Their equation explains that a population’s environmental impact (I) is a result of the size of the population (P) times the population’s affluence (A) times the technology (T) being used by that population.
By way of example, if the population of a country is the size of the current U.S. of 326 million, is quite wealthy and uses a technology of highly fossil-fuel consumptive vehicles, then its environmental impact via carbon (CO2) emissions is going to be very high. On the other hand, in 1800, when the U.S. population was only 5 million, income was generally very limited and the technology for transportation was largely by horses, then the carbon emissions from transportation and other sources were minimal.
According to the UN’s scientific experts, the world must cut climate polluting emissions to 45 percent below 2010 levels by 2030. And by 2050, it must reduce them to zero to avoid catastrophic global heating. We are on track to see at least 6.3°F warming by 2100, and much more after that. Numerous reports have shown that it is highly unlikely that civilization, as we know and expect it, is possible at an increase of 6.3°F.
We obviously can’t do much about reducing our population size in such a short period of time. However, thinking long-term, we must nonetheless stress the need to reduce our population numbers. For example, having one fewer child reduces a parent’s carbon footprint by 64 tons of CO2 a year.
Regarding the affluence factor, this relates to our economy and politicians. Developers and most economists keep saying, “we have to grow the economy.” Not only does this generate more greenhouse gas emissions, it degenerates the environment in many other ways, such as decreasing wildlife habitat. Instead, we should be moving towards what is called a “steady-state economy,” one that is more sustainable and benefits all people, not just primarily the rich. A steady-state economy doesn’t use natural resources beyond their renewable level.
Finally, the technology used, such as for renewable energy, is critical as many climate-change advocates discuss, but do not personally always follow. As an example, even most environmentalists use the technology of jet planes to enjoy their travel to foreign lands instead of limiting their recreation to enjoying the nearest forest land. And jet plane travel is greatly on the rise.
So we need to think of I=PxAxT at two levels. One is the systemic level involving governmental and corporate dimensions. For this level’s two dimensions, there is a need to have a more in-depth conversation about what is happening to Earth, what the moral responsibility is, and what can be done about it, such as a tax on fossil fuels.
The other level is the personal and spiritual one. What does the I-PxAxT equation mean for each of us? I know several people who live a lifestyle that conforms to this formula and they are quite happy people. My personal heroes are still Helen and Scott Nearing, who lived largely off the land here in Jamaica, Vermont, from 1932 to 1952, and then in Brooksville, Maine, for the rest of their lives. They wrote the book, “Living the Good Life” (1954), which inspired thousands of people.
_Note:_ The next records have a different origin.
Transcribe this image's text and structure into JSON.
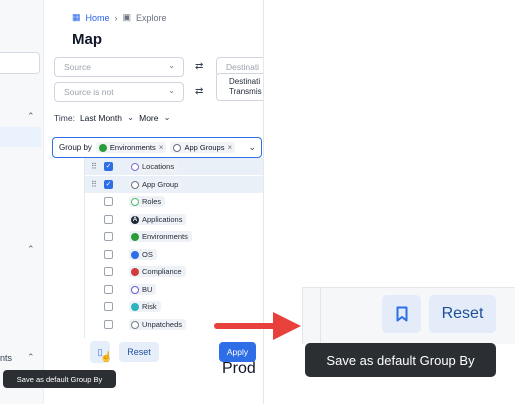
{
  "breadcrumb": {
    "home": "Home",
    "current": "Explore"
  },
  "page": {
    "title": "Map"
  },
  "filters": {
    "source_placeholder": "Source",
    "source_is_not_placeholder": "Source is not",
    "destination_placeholder": "Destinati",
    "destination_transmission": [
      "Destinati",
      "Transmis"
    ]
  },
  "time": {
    "label": "Time:",
    "value": "Last Month",
    "more": "More"
  },
  "group_by": {
    "label": "Group by",
    "chips": [
      {
        "label": "Environments",
        "color": "#2a9d3a"
      },
      {
        "label": "App Groups",
        "color": "#6b7280"
      }
    ],
    "options": [
      {
        "label": "Locations",
        "checked": true,
        "color": "#7c6bd6",
        "glyph": ""
      },
      {
        "label": "App Group",
        "checked": true,
        "color": "#6b7280",
        "glyph": ""
      },
      {
        "label": "Roles",
        "checked": false,
        "color": "#4fbf6b",
        "glyph": ""
      },
      {
        "label": "Applications",
        "checked": false,
        "color": "#1f2937",
        "glyph": "A"
      },
      {
        "label": "Environments",
        "checked": false,
        "color": "#2a9d3a",
        "glyph": ""
      },
      {
        "label": "OS",
        "checked": false,
        "color": "#2e6ee6",
        "glyph": ""
      },
      {
        "label": "Compliance",
        "checked": false,
        "color": "#d23b3b",
        "glyph": ""
      },
      {
        "label": "BU",
        "checked": false,
        "color": "#6d5bd0",
        "glyph": ""
      },
      {
        "label": "Risk",
        "checked": false,
        "color": "#2bb3c0",
        "glyph": ""
      },
      {
        "label": "Unpatcheds",
        "checked": false,
        "color": "#7a7f87",
        "glyph": ""
      }
    ]
  },
  "footer": {
    "reset": "Reset",
    "apply": "Apply"
  },
  "tooltip": {
    "text": "Save as default Group By"
  },
  "sidebar": {
    "partial_label": "nts"
  },
  "background_text": "Prod",
  "zoom": {
    "reset": "Reset",
    "tooltip": "Save as default Group By"
  },
  "colors": {
    "accent": "#2e6ee6",
    "arrow": "#e8403a",
    "tooltip_bg": "#2b2f33"
  }
}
As a couple, they had no children, although Scott had two sons by a previous marriage. Their daily formula was four hours of hard work growing their own food and living largely off the land with limited income by producing maple syrup while in Vermont and then blueberries in Maine, four hours of professional work, and then four hours of personal enjoyment such as playing music, reading, writing poetry. It certainly led to a healthy lifestyle for them with Scott living to 100 and then stopped eating as a means of deliberate death, and Helen lived to 91, dying as a result of a car crash.
We can deal with climate change and other environmental issues, although to do so, we do need to take a broader look at the causes, accomplishing this with the I=PxAxT equation as our lodestar.
George Plumb, of Washington, is a board member of Better (not Bigger) Vermont and the organizer of the 2014 report “What is an Optimal/Sustainable Population for Vermont?”